**Exercise instructions**
Retype every line of the records exactly.
[Start of section]
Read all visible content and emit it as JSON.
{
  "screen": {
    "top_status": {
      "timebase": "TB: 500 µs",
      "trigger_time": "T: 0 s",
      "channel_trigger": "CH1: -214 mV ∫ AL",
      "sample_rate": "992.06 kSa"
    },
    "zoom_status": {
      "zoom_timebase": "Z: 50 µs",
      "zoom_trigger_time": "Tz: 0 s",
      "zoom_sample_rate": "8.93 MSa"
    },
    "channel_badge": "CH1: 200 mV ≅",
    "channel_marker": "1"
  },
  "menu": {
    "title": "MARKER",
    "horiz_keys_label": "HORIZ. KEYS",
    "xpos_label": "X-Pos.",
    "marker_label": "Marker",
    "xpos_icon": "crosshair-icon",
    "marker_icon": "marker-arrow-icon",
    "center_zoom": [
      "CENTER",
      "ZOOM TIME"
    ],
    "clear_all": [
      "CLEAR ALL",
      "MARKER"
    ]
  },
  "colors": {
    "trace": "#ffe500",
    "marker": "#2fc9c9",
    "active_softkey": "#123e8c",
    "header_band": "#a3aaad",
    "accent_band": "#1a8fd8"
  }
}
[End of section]
**Result for this exercise**
Read all visible content and emit it as JSON.
{
  "screen": {
    "top_status": {
      "timebase": "TB: 500 µs",
      "trigger_time": "T: 0 s",
      "channel_trigger": "CH1: -214 mV ∫ AL",
      "sample_rate": "992.06 kSa"
    },
    "zoom_status": {
      "zoom_timebase": "Z: 50 µs",
      "zoom_trigger_time": "Tz: 0 s",
      "zoom_sample_rate": "8.93 MSa"
    },
    "channel_badge": "CH1: 200 mV ≅",
    "channel_marker": "1"
  },
  "menu": {
    "title": "MARKER",
    "horiz_keys_label": "HORIZ. KEYS",
    "xpos_label": "X-Pos.",
    "marker_label": "Marker",
    "xpos_icon": "crosshair-icon",
    "marker_icon": "marker-arrow-icon",
    "center_zoom": [
      "CENTER",
      "ZOOM TIME"
    ],
    "clear_all": [
      "CLEAR ALL",
      "MARKER"
    ]
  },
  "colors": {
    "trace": "#ffe500",
    "marker": "#2fc9c9",
    "active_softkey": "#123e8c",
    "header_band": "#a3aaad",
    "accent_band": "#1a8fd8"
  }
}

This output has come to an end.